Contrary to claims that the Central Bank of Nigeria (CBN) policy on naira redesign will deepen electronic transactions in the country, February data from the Nigeria Inter-Bank Settlement System (NIBSS) may have shown otherwise.
In February, obviously due to several failed electronic payment transactions, the value of transactions fell to N37.6 trillion, a 4.8 per cent departure from the January figure of N39.58 trillion.
According to NIBSS, e-payment platforms, including the Point of Sales (PoS), NIBSS Interbank Platform, mobile, E-BillsPay, among others were used 901.46 million times in February as against the 638 million times in January. Painfully, for about two years now, NIBSS has been evasive in updating its efficiency platform portal, which usually reveal the number of failed transitions and more.
It was reported on March 7, how banks’ ePayment platforms have failed the stress test despite about N100 billion investments and subsequently compounded the chaos unleashed by the CBN policy. Within the last seven weeks, Nigerians have had to cope with no payment from banks, the Automated Teller Machines (ATMs); exorbitant charges from PoS agents, crash of bank apps and the Unstructured Supplementary Service Data (USSD), thus leading to collapse of several small businesses and impacting negatively on livelihoods.
However, further analysis of the data showed that PoS transactions volume rose from 96.3 million in January to 113.5 million in February, with the value also moving from N807 billion to N883.4 billion.
In terms of mobile transactions captured by the system, the volume rose from 108,135.96 in January to 183,687.1 in February. The value rose from N2.37 trillion in January to N2.56 trillion in February.
The data also showed that cheque transactions increased to 333.952 in February from 319.373 in January with values put at N238.4 billion in February as against N244 billion in January.
Meanwhile, there has been no respite for Nigerians as regards usage of the Unstructured Supplementary Service Data (USSD). So many of the platforms are still not connecting, further frustrating Nigerians.
Already, the Association of Licensed Telecommunications Operators of Nigeria (ALTON) has said members have not deactivated the banks from their network owing to the over N80 billion debt.
The Head of Operations, ALTON, Gbolahan Awonuga, told The Guardian on Sunday that no bank has been deactivated.
“No bank has been deactivated by telecoms operators. The challenge they are having is lack of capacity, especially at their backend. They need to work on that as fast as possible because Nigerians are groaning seriously,” he stated.
Indeed, the CBN announced its naira redesign policy and withdrawal limits in 2022, forcing Nigerians to adopt electronic means of making payments.
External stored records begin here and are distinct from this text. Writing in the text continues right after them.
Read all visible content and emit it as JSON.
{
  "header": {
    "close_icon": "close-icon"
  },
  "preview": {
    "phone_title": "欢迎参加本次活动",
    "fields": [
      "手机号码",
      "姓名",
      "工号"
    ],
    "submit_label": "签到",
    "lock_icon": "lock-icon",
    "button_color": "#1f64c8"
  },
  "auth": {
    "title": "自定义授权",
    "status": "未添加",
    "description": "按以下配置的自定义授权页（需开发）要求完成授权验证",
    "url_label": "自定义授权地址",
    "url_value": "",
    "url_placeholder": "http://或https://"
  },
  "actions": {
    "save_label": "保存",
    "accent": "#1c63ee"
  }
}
While announcing its policy, the apex bank said, “The maximum weekly limit for cash withdrawals across all channels by individuals and corporate organisations shall be N500,000 and N5 million respectively.”
It added, “Customers should be encouraged to use alternative channels (Internet banking, mobile banking apps, USSD, cards/POS, eNaira, etc.) to conduct their banking transactions.”